=== RECORDS SHOWN ===

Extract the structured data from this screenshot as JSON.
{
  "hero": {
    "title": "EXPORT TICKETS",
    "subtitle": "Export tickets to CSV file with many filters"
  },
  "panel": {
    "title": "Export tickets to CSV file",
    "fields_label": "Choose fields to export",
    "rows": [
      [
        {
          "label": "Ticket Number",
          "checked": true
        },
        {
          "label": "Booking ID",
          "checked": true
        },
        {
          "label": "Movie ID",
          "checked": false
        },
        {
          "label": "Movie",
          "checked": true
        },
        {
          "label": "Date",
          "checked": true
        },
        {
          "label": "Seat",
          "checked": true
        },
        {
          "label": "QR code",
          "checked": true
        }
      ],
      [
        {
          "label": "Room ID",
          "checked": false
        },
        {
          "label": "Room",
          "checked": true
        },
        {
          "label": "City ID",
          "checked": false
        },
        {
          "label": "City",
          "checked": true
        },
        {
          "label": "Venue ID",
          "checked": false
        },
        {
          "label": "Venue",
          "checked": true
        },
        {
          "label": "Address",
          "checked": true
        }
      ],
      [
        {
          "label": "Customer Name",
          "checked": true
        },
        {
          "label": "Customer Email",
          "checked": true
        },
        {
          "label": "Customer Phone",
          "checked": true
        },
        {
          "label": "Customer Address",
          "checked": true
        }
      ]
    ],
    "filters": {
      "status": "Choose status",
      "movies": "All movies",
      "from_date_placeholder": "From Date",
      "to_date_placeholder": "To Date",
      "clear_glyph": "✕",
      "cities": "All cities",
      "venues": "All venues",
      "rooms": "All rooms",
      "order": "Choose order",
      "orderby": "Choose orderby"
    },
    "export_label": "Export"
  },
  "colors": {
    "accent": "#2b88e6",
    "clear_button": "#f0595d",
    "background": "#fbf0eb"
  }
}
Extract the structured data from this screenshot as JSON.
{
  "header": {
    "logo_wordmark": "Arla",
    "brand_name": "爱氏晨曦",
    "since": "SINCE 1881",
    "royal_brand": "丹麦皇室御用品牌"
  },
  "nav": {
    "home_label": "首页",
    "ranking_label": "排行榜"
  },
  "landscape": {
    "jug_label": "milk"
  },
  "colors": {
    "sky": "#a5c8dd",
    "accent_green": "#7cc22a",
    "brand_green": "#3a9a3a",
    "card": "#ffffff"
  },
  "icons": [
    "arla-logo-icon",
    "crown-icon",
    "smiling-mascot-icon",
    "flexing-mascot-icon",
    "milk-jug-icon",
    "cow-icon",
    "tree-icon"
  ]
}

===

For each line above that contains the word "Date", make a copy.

→ RESPONSE TO THIS TASK:
          "label": "Date",
      "from_date_placeholder": "From Date",
      "to_date_placeholder": "To Date",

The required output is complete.